The FTC infographic was created to display how non-medical interventions can help minimize impacts from COVID-19. “More than three-quarters of the survey respondents had seen the FTC chart by the time we collected data, which was five months into the pandemic,” stated Li. “Considering this was originally a chart published by the CDC in one of its 2007 reports, I was surprised to see how scientists could revamp the message and leverage the power of social media to turn this into a visual mantra that defines the country’s initial response to the pandemic.” Infographics, like FTC, are commonly used to communicate scientific information as they convey information easily and effectively. Being able to effectively communicate scientific information is the main objective for many social scientists. Molder is especially interested in visual communications, she stated, “I am interested in the ways that visual communication, design, and simple infographics, aid in greater understanding and accessibility of science, particularly if the information is overly complex.”

 

Women smiling at camera
LSC Ph.D. Student Amanda Molder

Once the survey results were in, Molder found a surprising trend, “I was initially surprised that people who were familiar with the graph did not have significantly different behavioral intentions toward social distancing, than those who were not familiar,” Molder stated.

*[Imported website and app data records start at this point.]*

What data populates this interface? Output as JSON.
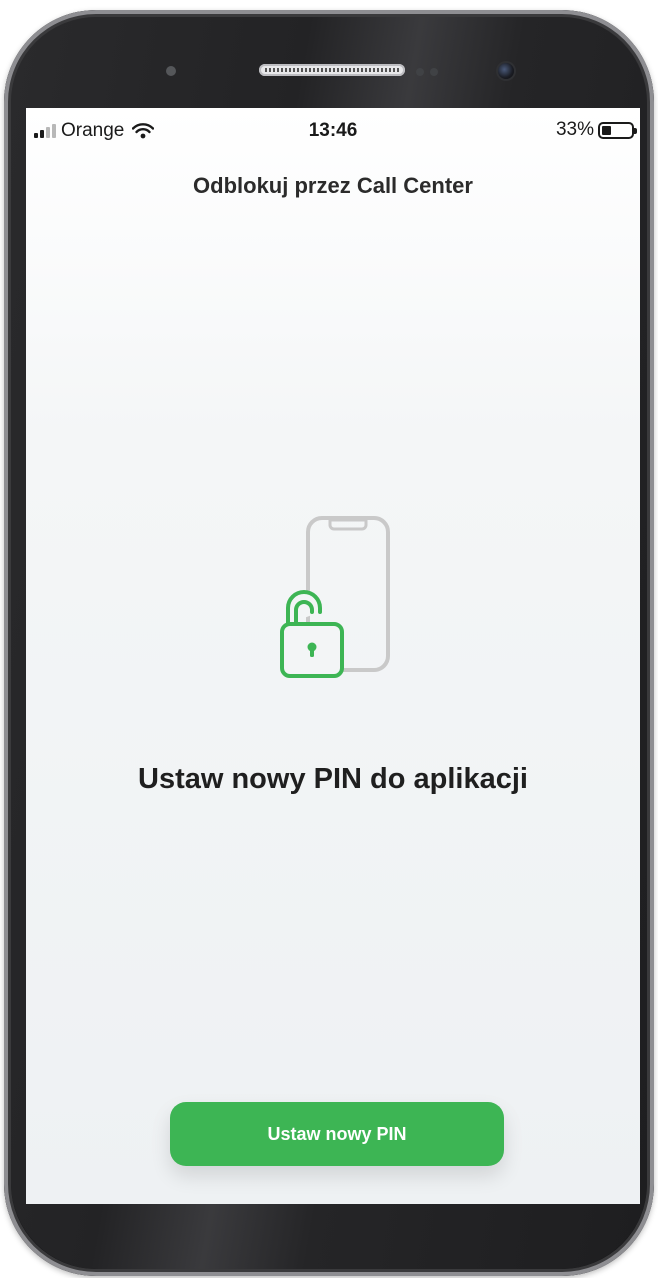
{
  "status_bar": {
    "carrier": "Orange",
    "time": "13:46",
    "battery_text": "33%",
    "battery_level": 0.33
  },
  "header": {
    "title": "Odblokuj przez Call Center"
  },
  "main": {
    "illustration_icon": "unlocked-padlock-phone-icon",
    "message": "Ustaw nowy PIN do aplikacji"
  },
  "actions": {
    "primary_label": "Ustaw nowy PIN"
  },
  "colors": {
    "accent": "#3db554",
    "illustration_stroke": "#3db554",
    "phone_outline": "#c9c9c9"
  }
}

However, Li and Molder’s research found some interesting patterns between peoples’ beliefs and how that impacted one’s attitude towards social distancing behaviors. In general, out of all populations, older, as well as non-white individuals were more likely to see social distancing as an effective way to slow the spread of COVID-19. Thus, they were more willing to adopt social distancing behaviors as compared to other populations such as younger, as well as white individuals. In addition, political ideology impacted one’s belief of whether social distancing behaviors were effective at slowing the spread of COVID-19. On the spectrum of political ideologies, liberal Democrats were more likely to believe that social distancing is effective, that COVID-19 is controllable with interventions, and were more willing to practice social distancing than conservative Republicans. In general, trust also affected one’s perception of the effectiveness of social distancing behaviors. Thus, individuals who had high trust in medical professionals, scientists, and the CDC were more likely to adopt social distancing behavior than people who had low trust. Additionally, people who indicated they either had or thought they might have had COVID-19 were more likely to believe that social distancing is effective, and the pandemic is controllable with interventions.

 

Understanding how people perceive infographics and communications about COVID-19 safety measures may increase or decrease the impact and length of the pandemic. If individuals are convinced by an infographic that social distancing behaviors are effective at slowing the spread of COVID-19, then they will be more likely to adopt that behavior. Infographics with their lack of words and explanations may be perceived differently by different people. Thus, understanding how people interpret infographics and how this affects their behavior is vital for solving social implications that may develop from new scientific challenges and technologies. Assistant professor Li and Ph.D. student Molder are both interested in how visual communications can be used to communicate science topics to non-expert audiences and plan to continue similar types of work.

Story by Brianna Van Matre, LSC B.S. ’20 and LSC M.S. ’22